The search of man for collecting knowledge and integrating it is called Science. So true knowledge and its integration can be progressed more with the help of instruments. Some examples will prove the truth.

• Exact heat changes during chemical reaction can be measured with the help of digital thermometer.
• pH of solution, urine and blood can be measured exactly by pH-meter not by pH papers
• Stethoscope uses doctor to listen heart beats and breathing
• Barometer used for measuring air pressure easily
• Mass spectrometer used to find out the atomic mass of an atom
• Geologist easily detect the presence of oil and gas under earth with the help of instruments.
• Micro organism easily seem by micro scope for better analysis
• 1st date moon easily seen by powerful telescope
• In medicine, use of instruments plays a vital role in the micro analysis of blood, urine, cancer, breaking bones etc. In short, Instrumentation changes as science progresses.

ELT ASSESSMENT EXERCISE 5.2
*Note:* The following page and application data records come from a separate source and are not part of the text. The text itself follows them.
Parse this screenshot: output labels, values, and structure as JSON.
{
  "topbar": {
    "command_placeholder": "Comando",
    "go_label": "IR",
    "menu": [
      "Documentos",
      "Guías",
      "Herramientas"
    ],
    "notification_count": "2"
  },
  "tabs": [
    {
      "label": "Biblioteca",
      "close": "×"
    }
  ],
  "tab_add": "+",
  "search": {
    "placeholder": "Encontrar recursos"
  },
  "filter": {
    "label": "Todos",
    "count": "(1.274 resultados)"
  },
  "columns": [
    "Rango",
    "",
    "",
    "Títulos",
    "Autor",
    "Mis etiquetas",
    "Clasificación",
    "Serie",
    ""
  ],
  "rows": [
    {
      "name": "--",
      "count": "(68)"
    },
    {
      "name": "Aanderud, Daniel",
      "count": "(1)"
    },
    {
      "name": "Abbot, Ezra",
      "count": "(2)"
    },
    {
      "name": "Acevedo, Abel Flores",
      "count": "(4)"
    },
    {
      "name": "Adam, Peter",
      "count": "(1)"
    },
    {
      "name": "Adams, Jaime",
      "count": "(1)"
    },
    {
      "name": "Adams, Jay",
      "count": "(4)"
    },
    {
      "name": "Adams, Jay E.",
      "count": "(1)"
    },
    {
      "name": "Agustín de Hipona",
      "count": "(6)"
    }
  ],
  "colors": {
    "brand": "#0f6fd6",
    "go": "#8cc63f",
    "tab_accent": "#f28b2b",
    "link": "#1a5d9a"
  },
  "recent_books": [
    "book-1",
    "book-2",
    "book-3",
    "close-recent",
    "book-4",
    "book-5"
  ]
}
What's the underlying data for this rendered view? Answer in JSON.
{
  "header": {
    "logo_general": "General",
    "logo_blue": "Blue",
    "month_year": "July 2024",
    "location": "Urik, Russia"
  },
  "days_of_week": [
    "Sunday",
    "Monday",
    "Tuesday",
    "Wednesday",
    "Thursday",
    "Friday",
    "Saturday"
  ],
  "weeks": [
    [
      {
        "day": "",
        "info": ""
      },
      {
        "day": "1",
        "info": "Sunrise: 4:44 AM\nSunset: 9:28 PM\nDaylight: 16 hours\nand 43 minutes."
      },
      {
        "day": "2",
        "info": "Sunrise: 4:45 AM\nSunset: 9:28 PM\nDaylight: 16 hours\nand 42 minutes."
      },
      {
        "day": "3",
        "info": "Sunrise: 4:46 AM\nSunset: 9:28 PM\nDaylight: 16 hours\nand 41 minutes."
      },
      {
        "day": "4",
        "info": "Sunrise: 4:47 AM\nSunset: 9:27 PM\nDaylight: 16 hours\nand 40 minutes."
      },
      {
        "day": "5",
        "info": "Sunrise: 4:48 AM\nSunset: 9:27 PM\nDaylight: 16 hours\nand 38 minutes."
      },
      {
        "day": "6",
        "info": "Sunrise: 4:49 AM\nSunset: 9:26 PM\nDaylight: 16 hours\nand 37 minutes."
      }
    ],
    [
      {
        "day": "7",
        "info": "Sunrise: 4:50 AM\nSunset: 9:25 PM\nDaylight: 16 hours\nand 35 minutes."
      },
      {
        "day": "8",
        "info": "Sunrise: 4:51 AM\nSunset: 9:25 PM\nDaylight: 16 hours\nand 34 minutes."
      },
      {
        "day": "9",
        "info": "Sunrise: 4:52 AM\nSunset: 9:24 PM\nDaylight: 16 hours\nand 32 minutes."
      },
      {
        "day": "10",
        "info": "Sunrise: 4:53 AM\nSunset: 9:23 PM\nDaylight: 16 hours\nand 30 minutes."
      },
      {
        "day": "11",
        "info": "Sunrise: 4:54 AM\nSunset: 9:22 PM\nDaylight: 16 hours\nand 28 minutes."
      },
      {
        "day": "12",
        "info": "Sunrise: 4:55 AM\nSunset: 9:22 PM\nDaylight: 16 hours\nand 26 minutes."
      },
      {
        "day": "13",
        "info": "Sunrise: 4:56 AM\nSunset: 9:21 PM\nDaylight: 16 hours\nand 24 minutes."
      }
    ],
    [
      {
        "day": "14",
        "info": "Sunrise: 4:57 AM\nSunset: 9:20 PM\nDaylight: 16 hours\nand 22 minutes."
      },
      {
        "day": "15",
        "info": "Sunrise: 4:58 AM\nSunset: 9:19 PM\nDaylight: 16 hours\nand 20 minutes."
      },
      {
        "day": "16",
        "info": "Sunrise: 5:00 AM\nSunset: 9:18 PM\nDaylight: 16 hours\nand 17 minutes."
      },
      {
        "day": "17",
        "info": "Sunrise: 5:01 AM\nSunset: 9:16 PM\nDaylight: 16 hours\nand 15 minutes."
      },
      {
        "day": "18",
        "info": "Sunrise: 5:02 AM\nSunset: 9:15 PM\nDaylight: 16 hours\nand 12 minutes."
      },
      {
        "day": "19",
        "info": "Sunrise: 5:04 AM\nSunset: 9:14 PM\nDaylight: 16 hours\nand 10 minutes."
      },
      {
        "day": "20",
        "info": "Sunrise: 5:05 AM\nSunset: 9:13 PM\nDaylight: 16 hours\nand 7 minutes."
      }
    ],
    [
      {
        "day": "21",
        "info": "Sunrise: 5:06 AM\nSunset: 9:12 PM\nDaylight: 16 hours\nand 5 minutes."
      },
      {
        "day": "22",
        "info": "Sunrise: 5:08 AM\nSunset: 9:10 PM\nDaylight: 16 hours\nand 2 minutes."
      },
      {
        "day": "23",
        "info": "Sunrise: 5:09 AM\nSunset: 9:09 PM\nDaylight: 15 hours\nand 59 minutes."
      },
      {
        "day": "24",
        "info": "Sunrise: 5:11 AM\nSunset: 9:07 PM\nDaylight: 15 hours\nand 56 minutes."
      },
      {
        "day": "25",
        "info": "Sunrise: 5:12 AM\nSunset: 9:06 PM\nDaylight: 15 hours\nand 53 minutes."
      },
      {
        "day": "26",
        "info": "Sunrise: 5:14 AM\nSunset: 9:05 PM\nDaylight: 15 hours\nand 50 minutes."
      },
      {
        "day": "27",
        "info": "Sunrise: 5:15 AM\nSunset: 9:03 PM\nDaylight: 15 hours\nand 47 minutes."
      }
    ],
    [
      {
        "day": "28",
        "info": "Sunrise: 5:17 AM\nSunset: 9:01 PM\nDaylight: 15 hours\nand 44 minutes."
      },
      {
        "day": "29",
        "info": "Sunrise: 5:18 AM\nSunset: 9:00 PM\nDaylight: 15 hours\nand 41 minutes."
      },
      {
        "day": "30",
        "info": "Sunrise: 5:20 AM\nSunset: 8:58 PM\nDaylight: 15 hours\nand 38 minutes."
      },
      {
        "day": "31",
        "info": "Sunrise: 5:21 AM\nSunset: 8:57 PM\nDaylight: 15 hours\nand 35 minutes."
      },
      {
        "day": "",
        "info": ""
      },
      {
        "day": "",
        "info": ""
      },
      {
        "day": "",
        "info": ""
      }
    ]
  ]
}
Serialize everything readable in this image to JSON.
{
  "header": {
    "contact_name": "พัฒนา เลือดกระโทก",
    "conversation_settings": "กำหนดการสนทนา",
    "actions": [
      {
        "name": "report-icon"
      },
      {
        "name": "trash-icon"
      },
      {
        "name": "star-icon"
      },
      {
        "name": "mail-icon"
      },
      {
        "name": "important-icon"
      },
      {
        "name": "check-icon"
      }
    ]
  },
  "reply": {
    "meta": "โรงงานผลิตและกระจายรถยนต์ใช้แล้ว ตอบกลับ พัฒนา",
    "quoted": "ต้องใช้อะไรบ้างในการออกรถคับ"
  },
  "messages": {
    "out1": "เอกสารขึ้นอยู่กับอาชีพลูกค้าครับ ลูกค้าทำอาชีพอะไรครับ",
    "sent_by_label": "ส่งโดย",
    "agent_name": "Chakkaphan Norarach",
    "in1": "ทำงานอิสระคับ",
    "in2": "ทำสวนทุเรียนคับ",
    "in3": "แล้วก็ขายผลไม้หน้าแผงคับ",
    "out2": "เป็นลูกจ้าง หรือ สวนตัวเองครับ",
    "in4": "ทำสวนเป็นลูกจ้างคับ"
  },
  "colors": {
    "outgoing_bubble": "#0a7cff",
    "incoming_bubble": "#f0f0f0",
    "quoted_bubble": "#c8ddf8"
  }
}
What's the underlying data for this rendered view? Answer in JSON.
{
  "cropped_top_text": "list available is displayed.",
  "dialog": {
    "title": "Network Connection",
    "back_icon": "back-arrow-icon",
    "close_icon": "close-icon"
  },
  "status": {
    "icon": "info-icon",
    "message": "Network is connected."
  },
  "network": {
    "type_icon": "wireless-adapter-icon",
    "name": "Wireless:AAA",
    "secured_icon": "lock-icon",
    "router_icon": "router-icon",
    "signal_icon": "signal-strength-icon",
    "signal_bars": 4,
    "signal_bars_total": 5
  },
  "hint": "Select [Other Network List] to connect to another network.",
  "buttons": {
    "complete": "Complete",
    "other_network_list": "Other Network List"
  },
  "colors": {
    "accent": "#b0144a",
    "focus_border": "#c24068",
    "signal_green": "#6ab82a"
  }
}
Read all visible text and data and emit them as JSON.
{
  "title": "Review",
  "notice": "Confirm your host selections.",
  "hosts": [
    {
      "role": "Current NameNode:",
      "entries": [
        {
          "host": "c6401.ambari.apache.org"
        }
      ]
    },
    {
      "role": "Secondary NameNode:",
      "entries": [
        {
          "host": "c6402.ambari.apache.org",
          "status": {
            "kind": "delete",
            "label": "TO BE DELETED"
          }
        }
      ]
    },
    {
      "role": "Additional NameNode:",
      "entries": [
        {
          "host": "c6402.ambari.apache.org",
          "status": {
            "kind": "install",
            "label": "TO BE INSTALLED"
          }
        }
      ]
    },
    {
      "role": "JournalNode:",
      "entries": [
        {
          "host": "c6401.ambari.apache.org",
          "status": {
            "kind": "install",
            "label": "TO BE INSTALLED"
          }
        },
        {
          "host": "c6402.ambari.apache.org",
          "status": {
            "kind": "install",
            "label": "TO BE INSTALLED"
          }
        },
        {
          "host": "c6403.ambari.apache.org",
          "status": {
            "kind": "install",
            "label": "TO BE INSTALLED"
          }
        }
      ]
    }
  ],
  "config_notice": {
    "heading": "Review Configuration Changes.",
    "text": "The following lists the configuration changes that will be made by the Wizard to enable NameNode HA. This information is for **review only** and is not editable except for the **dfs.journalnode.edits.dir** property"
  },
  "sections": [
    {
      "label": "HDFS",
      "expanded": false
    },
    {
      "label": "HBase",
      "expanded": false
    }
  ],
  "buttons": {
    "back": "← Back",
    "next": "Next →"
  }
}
1. At Mount Everest, the atmospheric pressure is 34 KPa which is about 8850 m above the sea level. While at Murree atmospheric pressure is 99.298 KPa which is comparative near to sea level. So at high altitude, the atoms pressure decreases, obviously B.P of water also decreases. Hence B.P of water at Mount Everest is 70°C while at Murree98°C.
2. An egg in boiling water cooked longer while camping at an elevation of 0.5 Km in the mountain because at high altitude as compare 10*sea level, external pressure decreases which will decrease the Boiling point of the water. So it will take longer time than it does at home.

SELF ASSESSMENT EXERCISE 5.3

Give reason:

1. When you put nail polish remover on you palm, you feel a sensation of coldness.
2. Wet clothes dry quickly in summer than in winter.

Ans. 1

Nail Polish remover contains an organic solvent “Acetone”. It contains weak intermolecular forces and having high V.P. These high energy molecules escape from your palm and one feels sense of cooling. The other reason is that heat of body is used up to evaporate nail polish remover.

Ans.2

Greater the temperature of surrounding, greater the K.E possessed by the molecules and greater the escaping tendency from the surface of the liquids and Vice Versa. In summer, surrounding temperature is higher as compared to winter. So, wet clothes dry quickly in summer than in winter.

SELF ASSESSMENT EXERCISE 5.6

Sodium chloride, an ionic compound, has a high melting point of 801°C. Whereas molecular solid such as ice has relatively low melting point of 0°C. Explain this difference.

Ans.

In Sodium chloride, an ionic crystalline solid has strong electrostatic forces of attraction are present between positively charged ions with many negatively charged ions and Vice Versa while in molecular solids i.e ice, weaker intermolecular forces are present. So M.P of sodium chloride (801°C) is higher than molecular solids (0°C) that is ice.